Same-size lithium ion battery, 10 times the storage
Researchers at Northwestern predict a battery that will have 10 times the capacity and charge 10 times faster, while Argonne National Laboratory predicts a cell phone that can charge in a minute.
The daily recharge of smartphones may become a thing of the past if battery researchers can get lithium ions to behave in a different way.
Northwestern University and Argonne National Laboratory this week published advances on research that takes on lithium ion batteries' weak spot: the electrodes that hold electric charge. Both efforts reflect the quest among researchers to improve batteries by improving the anode and cathode material used in today's lithium ion batteries.
With a better anode, a cell phone could be charged in 15 minutes and have 10 times the energy storage capacity of current lithium ion batteries, according to Northwestern University researchers, who predict the technology could be available in three to five years.
Argonne's battery researchers, meanwhile, say that replacing the traditional graphite anode with titanium oxide could lead to cell phones that can get half their full charge in less than 30 seconds.
In consumer electronics' batteries, lithium ions (atoms with a positive charge) move between the anode and cathode end of a battery, drawn by electrical charge. During discharge, the ions move in one direction and then the other during charging, traveling through a gel-like electrolyte.
Northwestern University professor of chemical and biological engineering Harold Kung tried to address the speed with which those ions can move by creating a new anode material. Instead of using very thin sheets of carbon graphite, he and his collaborators put clusters of silicon between the sheets.
This approach allows more lithium atoms to attach to the sheets since silicon can hold more lithium ions than carbon. By sandwiching the silicon between the carbon sheets and creating tiny holes on the sheets for the ions to move through, the silicon can maintain its integrity. It hasn't been used before because it tends to expand and fragment during charging and discharging, according to Northwestern.
"We have much higher energy density because of the silicon, and the sandwiching reduces the capacity loss caused by the silicon expanding and contracting. Even if the silicon clusters break up, the silicon won't be lost," Kung said in a statement. "Even after 150 charges, which would be one year or more of operation, the battery is still five times more effective than lithium-ion batteries on the market today."
Lithium ion batteries have become the preferred battery chemistry for consumer electronics and plug-in electric vehicles because lithium is the lightest metal and produces ample power for vehicle applications. But researchers are trying to boost the amount of energy lithium ion batteries can hold per volume and extend their life.

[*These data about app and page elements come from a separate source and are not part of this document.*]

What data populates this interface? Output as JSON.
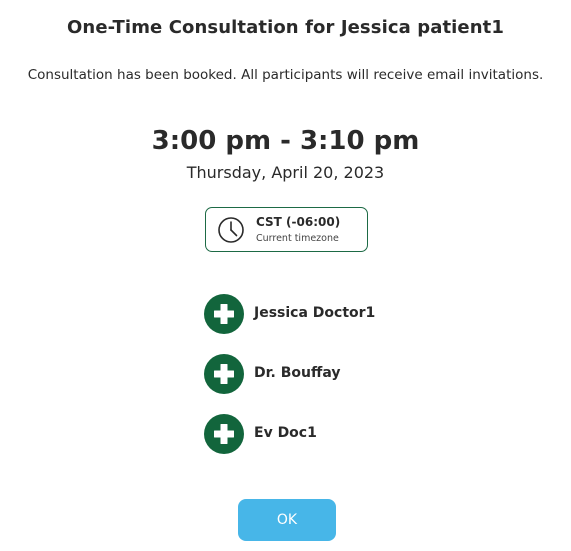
{
  "dialog": {
    "title": "One-Time Consultation for Jessica patient1",
    "message": "Consultation has been booked. All participants will receive email invitations.",
    "time_range": "3:00 pm - 3:10 pm",
    "date": "Thursday, April 20, 2023",
    "timezone": {
      "code": "CST (-06:00)",
      "label": "Current timezone",
      "icon": "clock-icon"
    },
    "participants": [
      {
        "name": "Jessica Doctor1",
        "icon": "plus-icon"
      },
      {
        "name": "Dr. Bouffay",
        "icon": "plus-icon"
      },
      {
        "name": "Ev Doc1",
        "icon": "plus-icon"
      }
    ],
    "ok_label": "OK"
  },
  "colors": {
    "accent_green": "#12653c",
    "button_blue": "#47b6e8",
    "text": "#2a2a2a"
  }
}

Researchers at Argonne National Laboratory are also working to replace graphite as the anode material but instead are using titanium oxide. The material was considered a poor candidate for anode materials since it its not a crystalline structure with well-understood electrical properties. But in the course of charging and discharging the battery, researchers said that the titanium oxide molecules began to line up in a way that could lead to much better performing batteries.
"We're seeing some nanoscale phase transitions that are very interesting from a scientific standpoint, and it is the deeper understanding of these materials' behaviors that will unlock mysteries of materials that are used in electrical energy storage systems," said Argonne scientist Jeff Chamberlain, in a statement.
Consumers may just want a better battery for their laptop or tablet, but for the scientists who will get them there, the hard work is done at the nanoscale.